    are very diverse.

    Some SMART members recover and process “pre-consumer” by-products from the

    textile and fiber industries to be used in new materials for automobiles, home furnishings, and a

    variety of other products. Others buy and sell “post-consumer” secondhand textiles, purchasing

    excess textile donations collected from various charities and commercial sources (e.g., the

    Salvation Army, Goodwill, hospitals, hotels, industrial laundries, etc.), while others collect used

    textiles dropped off by the public via clothing collection bins conveniently located throughout

    communities. Some of these recovered textiles become wiping and polishing cloths used in

    institutional and industrial settings while others are reprocessed into fibers for furniture stuffing,

    upholstery, insulation, building, and other materials. The items that can be reused as apparel are

    usually exported, typically to least developed and developing countries such as those in East

    Africa, where demand for affordable, quality clothing is especially high. It should be pointed out

    that while the recycled fiber is a useful by-product of the clothing recycling trade, it is the resale

    of good, usable clothing that renders the overall industry profitable.

    Through these business activities, for-profit textile recyclers create meaningful

    employment for tens of thousands of people who drive local economies and generate much-

    needed tax revenue across the United States. They also generate meaningful income for

    numerous well-respected charities and make vital contributions to state and national

    environmental goals through the recycling of nearly four billion pounds of clothing and other

    textile waste that otherwise would go to a landfill each year.

  • Trade Policy Staff Committee

    August 1, 2017

    Page 3

    Background of Secondhand Clothing/Footwear Ban in the EAC

    SMART has significant concerns about the proposed ban on secondhand clothing and

    footwear imports in the EAC nations of Kenya, Rwanda, Tanzania, and Uganda. This ban was

    first proposed by these four countries (along with non-AGOA beneficiary Burundi) in February

    2015 during the 16th EAC Heads of State Summit, with EAC trade ministers claiming that a ban

    was needed to boost their domestic textile industries.2 Given the significant toll such a ban

    would have on the secondhand clothing industry, SMART immediately reached out to the U.S.

    Department of Commerce’s Office of Textile and Apparel (“OTEXA”) and the Office of the

    U.S. Trade Representative.
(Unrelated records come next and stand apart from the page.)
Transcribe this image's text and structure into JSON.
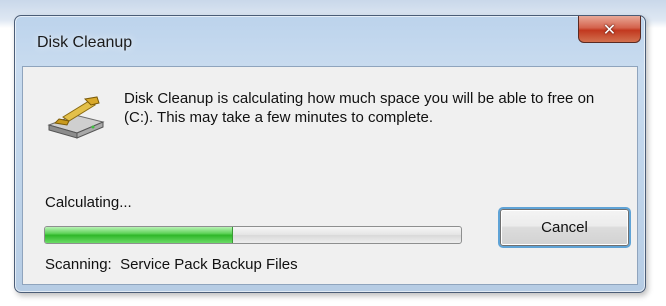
{
  "window": {
    "title": "Disk Cleanup",
    "close_glyph": "✕"
  },
  "dialog": {
    "icon": "disk-cleanup-icon",
    "message": "Disk Cleanup is calculating how much space you will be able to free on  (C:). This may take a few minutes to complete.",
    "status_label": "Calculating...",
    "progress_fraction": 0.45,
    "cancel_label": "Cancel",
    "scanning_prefix": "Scanning:",
    "scanning_item": "Service Pack Backup Files"
  }
}
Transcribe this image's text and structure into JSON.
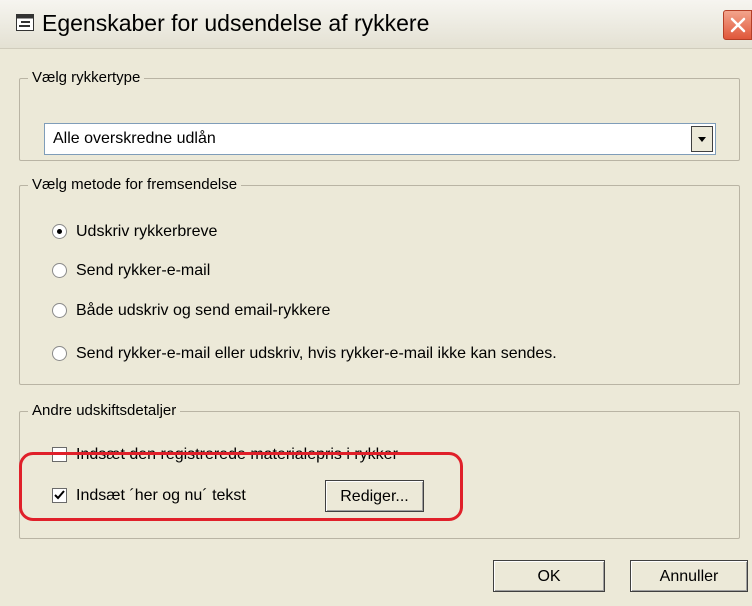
{
  "window": {
    "title": "Egenskaber for udsendelse af rykkere",
    "close_icon": "close-icon",
    "title_icon": "window-icon"
  },
  "reminder_type": {
    "legend": "Vælg rykkertype",
    "selected": "Alle overskredne udlån"
  },
  "send_method": {
    "legend": "Vælg metode for fremsendelse",
    "options": [
      {
        "label": "Udskriv rykkerbreve",
        "selected": true
      },
      {
        "label": "Send rykker-e-mail",
        "selected": false
      },
      {
        "label": "Både udskriv og send email-rykkere",
        "selected": false
      },
      {
        "label": "Send rykker-e-mail eller udskriv, hvis rykker-e-mail ikke kan sendes.",
        "selected": false
      }
    ]
  },
  "print_details": {
    "legend": "Andre udskiftsdetaljer",
    "price_checkbox": {
      "label": "Indsæt den registrerede materialepris i rykker",
      "checked": false
    },
    "text_checkbox": {
      "label": "Indsæt ´her og nu´ tekst",
      "checked": true
    },
    "edit_button": "Rediger..."
  },
  "footer": {
    "ok_button": "OK",
    "cancel_button": "Annuller"
  },
  "colors": {
    "dialog_bg": "#ece9d8",
    "highlight": "#e0202a"
  }
}
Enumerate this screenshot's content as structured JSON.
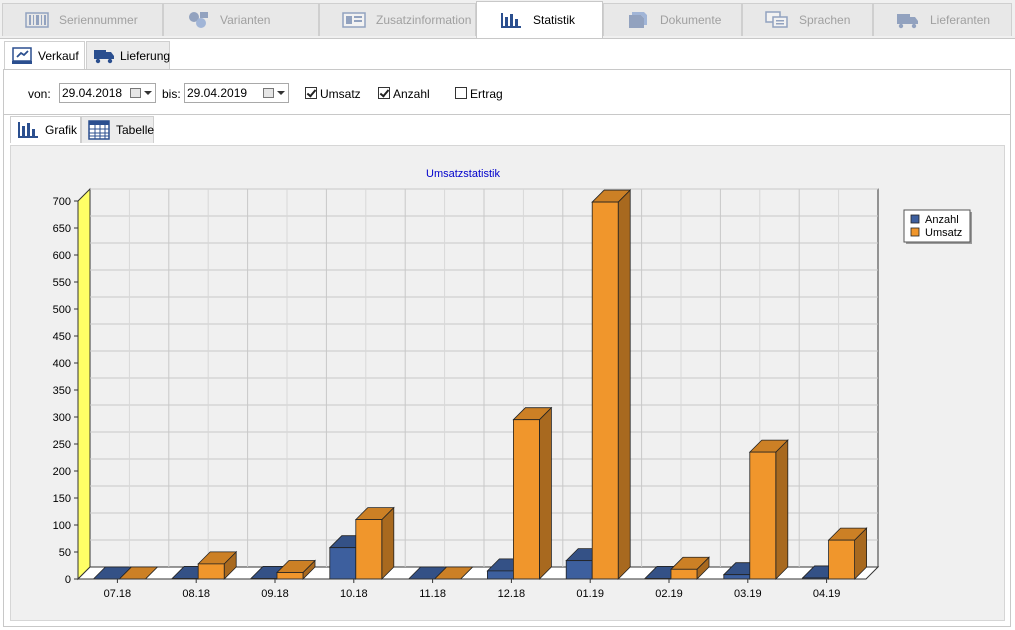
{
  "top_tabs": [
    {
      "label": "Seriennummer",
      "icon": "barcode-icon",
      "active": false
    },
    {
      "label": "Varianten",
      "icon": "variants-icon",
      "active": false
    },
    {
      "label": "Zusatzinformation",
      "icon": "info-card-icon",
      "active": false
    },
    {
      "label": "Statistik",
      "icon": "bar-chart-icon",
      "active": true
    },
    {
      "label": "Dokumente",
      "icon": "document-icon",
      "active": false
    },
    {
      "label": "Sprachen",
      "icon": "languages-icon",
      "active": false
    },
    {
      "label": "Lieferanten",
      "icon": "truck-icon",
      "active": false
    }
  ],
  "sub_tabs": [
    {
      "label": "Verkauf",
      "icon": "sales-icon",
      "active": true
    },
    {
      "label": "Lieferung",
      "icon": "truck-icon",
      "active": false
    }
  ],
  "filter": {
    "from_label": "von:",
    "from_value": "29.04.2018",
    "to_label": "bis:",
    "to_value": "29.04.2019",
    "checkboxes": [
      {
        "label": "Umsatz",
        "checked": true
      },
      {
        "label": "Anzahl",
        "checked": true
      },
      {
        "label": "Ertrag",
        "checked": false
      }
    ]
  },
  "view_tabs": [
    {
      "label": "Grafik",
      "icon": "bar-chart-icon",
      "active": true
    },
    {
      "label": "Tabelle",
      "icon": "table-icon",
      "active": false
    }
  ],
  "colors": {
    "anzahl": "#3d5f9e",
    "umsatz": "#f0962c",
    "axis_wall": "#ffff66"
  },
  "chart_data": {
    "type": "bar",
    "title": "Umsatzstatistik",
    "categories": [
      "07.18",
      "08.18",
      "09.18",
      "10.18",
      "11.18",
      "12.18",
      "01.19",
      "02.19",
      "03.19",
      "04.19"
    ],
    "series": [
      {
        "name": "Anzahl",
        "values": [
          0,
          1,
          1,
          58,
          0,
          15,
          34,
          1,
          8,
          2
        ]
      },
      {
        "name": "Umsatz",
        "values": [
          0,
          28,
          12,
          110,
          0,
          295,
          698,
          18,
          235,
          72
        ]
      }
    ],
    "yticks": [
      "0",
      "50",
      "100",
      "150",
      "200",
      "250",
      "300",
      "350",
      "400",
      "450",
      "500",
      "550",
      "600",
      "650",
      "700"
    ],
    "ylim": [
      0,
      700
    ],
    "legend": "top-right",
    "grid": true
  }
}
These agencies quickly engaged, and U.S. government officials

    attempted multiple interventions on SMART’s behalf during both in-person meetings with EAC

    officials and in formal written correspondence.

    Unfortunately, these contacts appear to have had little effect on EAC leaders, who

    subsequently announced in a March 2016 joint communiqué that they were moving ahead with

    the ban. In that statement, the African leaders promised to work together to develop their

    domestic textile and leather industries, “…with a view to phasing out importation of textile and

    footwear within three years … with a view to fast tracking the process.”3 Although that

    communiqué offered no details about how this phase-in would occur, subsequent media reports

    confirmed the EAC trade ministers planned to implement the ban in stages, more than likely

    beginning with import duty increases on secondhand clothing and shoes.

    Those plans quickly came into fruition. In June 2016, the Tanzanian legislature voted to

    approve a budget that doubled import duties on secondhand clothing, increasing these tariffs

    from $0.20 per kilogram to $0.40 per kilogram.4 In that same month, Kenya and Uganda

    announced tariff increases on used clothing imports similar to those announced by Tanzania,

    according to SMART’s members’ customer contacts in these countries. At about the same time,

    the government of Rwanda raised import duties on secondhand clothing by 1,150 percent (from

    $0.20 per kilogram to $2.50 per kilogram) and by 900 percent on used shoes (from $0.50 per

    kilogram to $5.00 per kilogram).5 These tariff increases are so high that they amount to a de

    2 Communiqué of the 16th Ordinary Summit of the East African Community Heads of State, 20 February 2015, 6. <